• [What you should do]: Your reply should be the complete data, reproduced exactly.

• [Records for the exercise]:
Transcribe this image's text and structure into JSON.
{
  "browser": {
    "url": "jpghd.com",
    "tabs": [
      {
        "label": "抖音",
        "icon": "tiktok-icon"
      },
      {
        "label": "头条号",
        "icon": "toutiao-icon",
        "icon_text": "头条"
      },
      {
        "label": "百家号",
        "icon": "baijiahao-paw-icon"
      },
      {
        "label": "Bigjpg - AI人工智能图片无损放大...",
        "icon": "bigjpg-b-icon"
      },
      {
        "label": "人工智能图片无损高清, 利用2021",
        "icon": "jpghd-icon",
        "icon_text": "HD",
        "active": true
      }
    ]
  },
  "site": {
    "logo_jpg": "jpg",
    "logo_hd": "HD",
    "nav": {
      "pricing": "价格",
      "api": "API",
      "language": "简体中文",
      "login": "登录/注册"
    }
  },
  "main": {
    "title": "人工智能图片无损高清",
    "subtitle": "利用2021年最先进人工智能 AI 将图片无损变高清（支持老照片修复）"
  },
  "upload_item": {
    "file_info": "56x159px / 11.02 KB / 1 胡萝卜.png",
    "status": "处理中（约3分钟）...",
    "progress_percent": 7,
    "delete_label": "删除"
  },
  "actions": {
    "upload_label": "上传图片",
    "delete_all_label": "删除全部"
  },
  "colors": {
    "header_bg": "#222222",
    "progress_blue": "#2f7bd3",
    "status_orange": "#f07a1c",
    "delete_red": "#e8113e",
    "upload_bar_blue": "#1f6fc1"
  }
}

• [Finished task]:
Transcribe this image's text and structure into JSON.
{
  "browser": {
    "url": "jpghd.com",
    "tabs": [
      {
        "label": "抖音",
        "icon": "tiktok-icon"
      },
      {
        "label": "头条号",
        "icon": "toutiao-icon",
        "icon_text": "头条"
      },
      {
        "label": "百家号",
        "icon": "baijiahao-paw-icon"
      },
      {
        "label": "Bigjpg - AI人工智能图片无损放大...",
        "icon": "bigjpg-b-icon"
      },
      {
        "label": "人工智能图片无损高清, 利用2021",
        "icon": "jpghd-icon",
        "icon_text": "HD",
        "active": true
      }
    ]
  },
  "site": {
    "logo_jpg": "jpg",
    "logo_hd": "HD",
    "nav": {
      "pricing": "价格",
      "api": "API",
      "language": "简体中文",
      "login": "登录/注册"
    }
  },
  "main": {
    "title": "人工智能图片无损高清",
    "subtitle": "利用2021年最先进人工智能 AI 将图片无损变高清（支持老照片修复）"
  },
  "upload_item": {
    "file_info": "56x159px / 11.02 KB / 1 胡萝卜.png",
    "status": "处理中（约3分钟）...",
    "progress_percent": 7,
    "delete_label": "删除"
  },
  "actions": {
    "upload_label": "上传图片",
    "delete_all_label": "删除全部"
  },
  "colors": {
    "header_bg": "#222222",
    "progress_blue": "#2f7bd3",
    "status_orange": "#f07a1c",
    "delete_red": "#e8113e",
    "upload_bar_blue": "#1f6fc1"
  }
}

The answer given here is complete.